In announcing the drill, the VITEMA director said, “We are going to treat this as a real time event.” During the PBS interview, the head of the nation’s largest teacher’s union said treating these drills as a “real time event” was exactly the problem. Her point: large numbers of children, not to mention their teachers, were being traumatized by these drills and that kids who had already experienced trauma were particularly affected. A dramatic example: the parent of a five-year-old took his son to a football game. After the game, there were fireworks, and hearing the crackling sounds, the little boy cried “active shooter” and started weeping.
Jaschen, in describing “Operation Extra Credit,” said “Simulating a real event is necessary to polish our emergency plans – by running hypothetical scenarios, we can test what works and what doesn’t and adjust accordingly before the real event occurs.”
But is it really necessary?
Some basics. First, this is not a simple issue, and, as someone said several centuries ago, “A little knowledge is a dangerous thing.” I was thinking of myself when “a little knowledge” first popped into my mind; but it didn’t take a great deal of in-depth research to conclude that it applies to a lot of people who are also planning and executing these “active shooter drills” and “lockdowns.” There is a fair amount of data indicating that these drills are both ineffective and also cause psychological damage.
Second, if a little knowledge is better than none, on this issue, that knowledge indicates there are better approaches. Those better approaches should be guided by the most basic principle: First, do no harm. There is an implicit assumption in launching these drills that kids think like adults, and that they will experience these events in the same way as an adult. They don’t, and they won’t, as the five-year-old at the football game demonstrated. There is increasing evidence that the harm done to children via these drills is more substantial and longer lasting than anyone thought. This is especially true for those kids who have had some other “adverse childhood experience.”

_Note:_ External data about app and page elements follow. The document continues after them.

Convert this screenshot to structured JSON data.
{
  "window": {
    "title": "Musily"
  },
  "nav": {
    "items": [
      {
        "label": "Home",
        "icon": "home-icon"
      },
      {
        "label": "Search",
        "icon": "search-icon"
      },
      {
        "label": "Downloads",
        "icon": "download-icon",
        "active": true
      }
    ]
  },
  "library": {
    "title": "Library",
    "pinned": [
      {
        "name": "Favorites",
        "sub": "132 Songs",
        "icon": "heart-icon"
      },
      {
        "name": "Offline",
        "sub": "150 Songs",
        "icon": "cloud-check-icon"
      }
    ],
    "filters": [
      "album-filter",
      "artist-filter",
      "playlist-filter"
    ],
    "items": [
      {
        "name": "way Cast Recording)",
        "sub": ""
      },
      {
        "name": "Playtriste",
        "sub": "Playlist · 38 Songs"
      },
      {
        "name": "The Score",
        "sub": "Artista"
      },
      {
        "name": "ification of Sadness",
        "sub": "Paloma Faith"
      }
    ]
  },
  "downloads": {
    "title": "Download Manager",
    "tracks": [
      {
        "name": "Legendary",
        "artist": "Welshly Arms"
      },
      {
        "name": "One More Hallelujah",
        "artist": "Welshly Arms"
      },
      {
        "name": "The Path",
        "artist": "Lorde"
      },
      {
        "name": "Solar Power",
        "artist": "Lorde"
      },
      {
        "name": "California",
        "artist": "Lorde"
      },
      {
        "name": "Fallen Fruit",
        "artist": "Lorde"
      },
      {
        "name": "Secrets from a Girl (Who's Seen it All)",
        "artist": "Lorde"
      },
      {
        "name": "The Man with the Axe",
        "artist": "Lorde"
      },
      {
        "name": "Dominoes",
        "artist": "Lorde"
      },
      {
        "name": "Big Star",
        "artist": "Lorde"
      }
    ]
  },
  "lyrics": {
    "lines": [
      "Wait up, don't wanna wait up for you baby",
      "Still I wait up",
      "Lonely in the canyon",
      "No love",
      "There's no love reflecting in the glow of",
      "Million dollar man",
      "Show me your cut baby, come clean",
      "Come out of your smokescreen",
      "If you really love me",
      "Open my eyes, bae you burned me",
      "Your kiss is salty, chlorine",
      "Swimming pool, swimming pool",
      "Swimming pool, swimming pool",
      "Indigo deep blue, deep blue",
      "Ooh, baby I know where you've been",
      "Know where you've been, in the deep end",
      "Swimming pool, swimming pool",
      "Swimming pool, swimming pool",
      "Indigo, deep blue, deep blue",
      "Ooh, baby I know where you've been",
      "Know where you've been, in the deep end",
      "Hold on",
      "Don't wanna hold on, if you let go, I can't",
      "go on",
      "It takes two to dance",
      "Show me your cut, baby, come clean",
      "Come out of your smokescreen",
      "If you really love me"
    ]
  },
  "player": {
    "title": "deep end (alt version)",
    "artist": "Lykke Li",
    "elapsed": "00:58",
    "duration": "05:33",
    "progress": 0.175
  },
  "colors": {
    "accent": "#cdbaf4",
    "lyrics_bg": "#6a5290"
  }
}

Third, and this seems to be where the Virgin Islands comes in, conducting these kinds of drills seems to be part of a pattern where a jurisdiction does something simply because everybody else is doing it. At least until the costs – dollar, emotional and social – start being tallied up and the rethinking and backlash begin. A historic example and comparison which has been brought up, mostly by old people, is the school nuclear attack drills. These were the old “duck and cover” exercises, to which some not-too-clever kids soon added, “and kiss your ass goodbye.” In reality, there is no comparison. Nobody dropped a small nuke in the classroom. Just as nobody started a fire when you did a fire drill. This is different.
Lastly, Jaschen said that these drills were to plan “before the real event occurs.” But it is a near certainty that the “real event” is never going to occur. Despite widespread media coverage, school shootings are extremely rare, especially for non-white schools. In the past 20 years, there have been a total of 150 school shooting deaths in the United States, virtually all in white schools. Abuse and casual violence, car accidents or even a cruel teacher are much more important negatives in kids’ lives than these one in many millions occurrences.
None of this is to say schools shouldn’t prepare for emergencies of this kind. It is to say it is difficult – if not impossible – to provide evidence to support this kind of drill, even before considering the downsides. How do you prove that something you did prevented something that never happened or that rarely happens anywhere?
There is, however, increasing evidence these drills do more harm than was previously thought. A useful approach: “Don’t be scared. Be prepared.” Or, even more to the point about drills like “Operation Extra Credit,” as Erika Chrsistakis said in a seminal article on the subject “It’s hard to avoid the sense that we are preparing a generation for a kind of failure that may not be captured in actuarial statistics. Our children may be relatively safe, but childhood itself is imperiled.”
There is more than a week left to rethink this exercise.